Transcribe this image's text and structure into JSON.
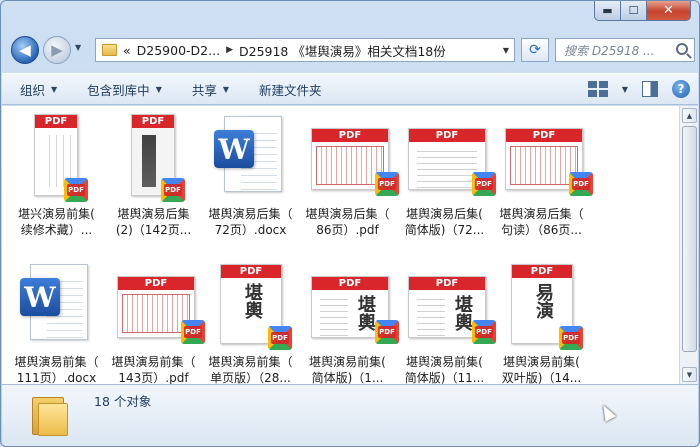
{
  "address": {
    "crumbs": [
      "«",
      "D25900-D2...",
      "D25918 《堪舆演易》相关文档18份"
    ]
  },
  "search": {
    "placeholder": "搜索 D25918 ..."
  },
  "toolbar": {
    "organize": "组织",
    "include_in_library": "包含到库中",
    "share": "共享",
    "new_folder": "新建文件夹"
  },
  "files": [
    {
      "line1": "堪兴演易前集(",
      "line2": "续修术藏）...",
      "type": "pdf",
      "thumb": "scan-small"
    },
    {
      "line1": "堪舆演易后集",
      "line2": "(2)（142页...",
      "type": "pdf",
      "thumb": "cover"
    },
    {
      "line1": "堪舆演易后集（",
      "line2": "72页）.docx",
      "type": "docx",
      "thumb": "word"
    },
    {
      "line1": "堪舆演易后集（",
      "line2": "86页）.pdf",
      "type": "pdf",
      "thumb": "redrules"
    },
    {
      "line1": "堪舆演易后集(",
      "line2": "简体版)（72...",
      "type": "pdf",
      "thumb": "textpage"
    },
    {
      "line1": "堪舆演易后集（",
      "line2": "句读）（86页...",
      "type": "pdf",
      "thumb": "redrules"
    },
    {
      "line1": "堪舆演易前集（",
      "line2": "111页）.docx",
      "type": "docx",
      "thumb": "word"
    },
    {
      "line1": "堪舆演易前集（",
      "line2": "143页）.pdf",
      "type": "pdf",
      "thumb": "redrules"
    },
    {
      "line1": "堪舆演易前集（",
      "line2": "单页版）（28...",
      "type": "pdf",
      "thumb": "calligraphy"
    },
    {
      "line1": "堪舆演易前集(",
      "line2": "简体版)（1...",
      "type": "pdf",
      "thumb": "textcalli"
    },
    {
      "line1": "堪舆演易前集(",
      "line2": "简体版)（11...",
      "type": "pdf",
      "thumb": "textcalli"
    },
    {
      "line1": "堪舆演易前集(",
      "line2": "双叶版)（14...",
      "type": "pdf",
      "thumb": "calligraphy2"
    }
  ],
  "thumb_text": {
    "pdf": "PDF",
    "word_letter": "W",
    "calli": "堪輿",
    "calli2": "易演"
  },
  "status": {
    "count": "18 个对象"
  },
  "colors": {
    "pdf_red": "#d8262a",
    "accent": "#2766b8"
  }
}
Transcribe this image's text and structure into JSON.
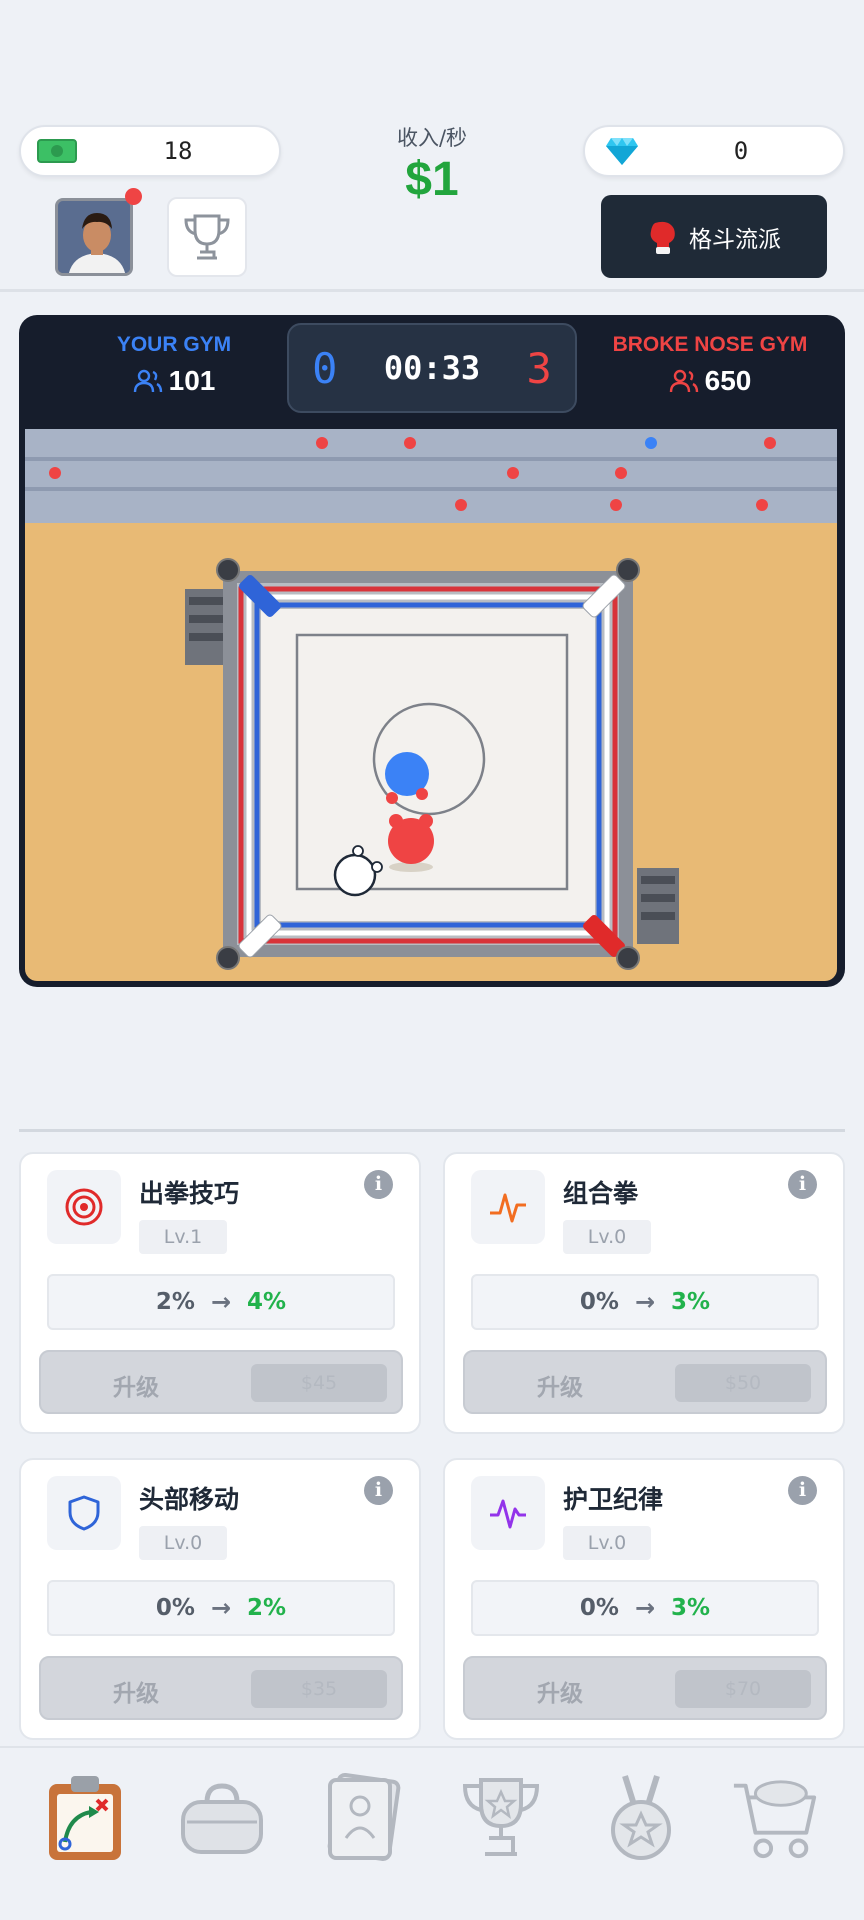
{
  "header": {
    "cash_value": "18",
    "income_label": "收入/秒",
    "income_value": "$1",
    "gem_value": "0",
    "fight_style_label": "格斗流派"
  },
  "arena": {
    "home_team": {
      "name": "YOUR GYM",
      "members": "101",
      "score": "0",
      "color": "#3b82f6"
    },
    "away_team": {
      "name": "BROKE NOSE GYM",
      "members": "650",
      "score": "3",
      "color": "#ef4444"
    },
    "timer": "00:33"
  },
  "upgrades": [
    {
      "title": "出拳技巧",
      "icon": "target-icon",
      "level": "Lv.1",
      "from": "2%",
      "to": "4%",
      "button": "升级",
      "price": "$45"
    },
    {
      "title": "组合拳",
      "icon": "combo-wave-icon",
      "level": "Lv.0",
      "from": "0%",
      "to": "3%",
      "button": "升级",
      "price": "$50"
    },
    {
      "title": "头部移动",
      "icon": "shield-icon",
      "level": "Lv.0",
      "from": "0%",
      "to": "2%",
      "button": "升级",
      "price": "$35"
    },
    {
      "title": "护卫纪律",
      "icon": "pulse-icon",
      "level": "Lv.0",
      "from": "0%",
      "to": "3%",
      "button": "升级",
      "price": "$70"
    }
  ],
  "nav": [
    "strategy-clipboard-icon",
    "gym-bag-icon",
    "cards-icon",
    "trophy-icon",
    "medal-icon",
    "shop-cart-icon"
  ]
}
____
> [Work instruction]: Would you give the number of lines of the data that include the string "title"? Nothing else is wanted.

> [Exercise result]: 4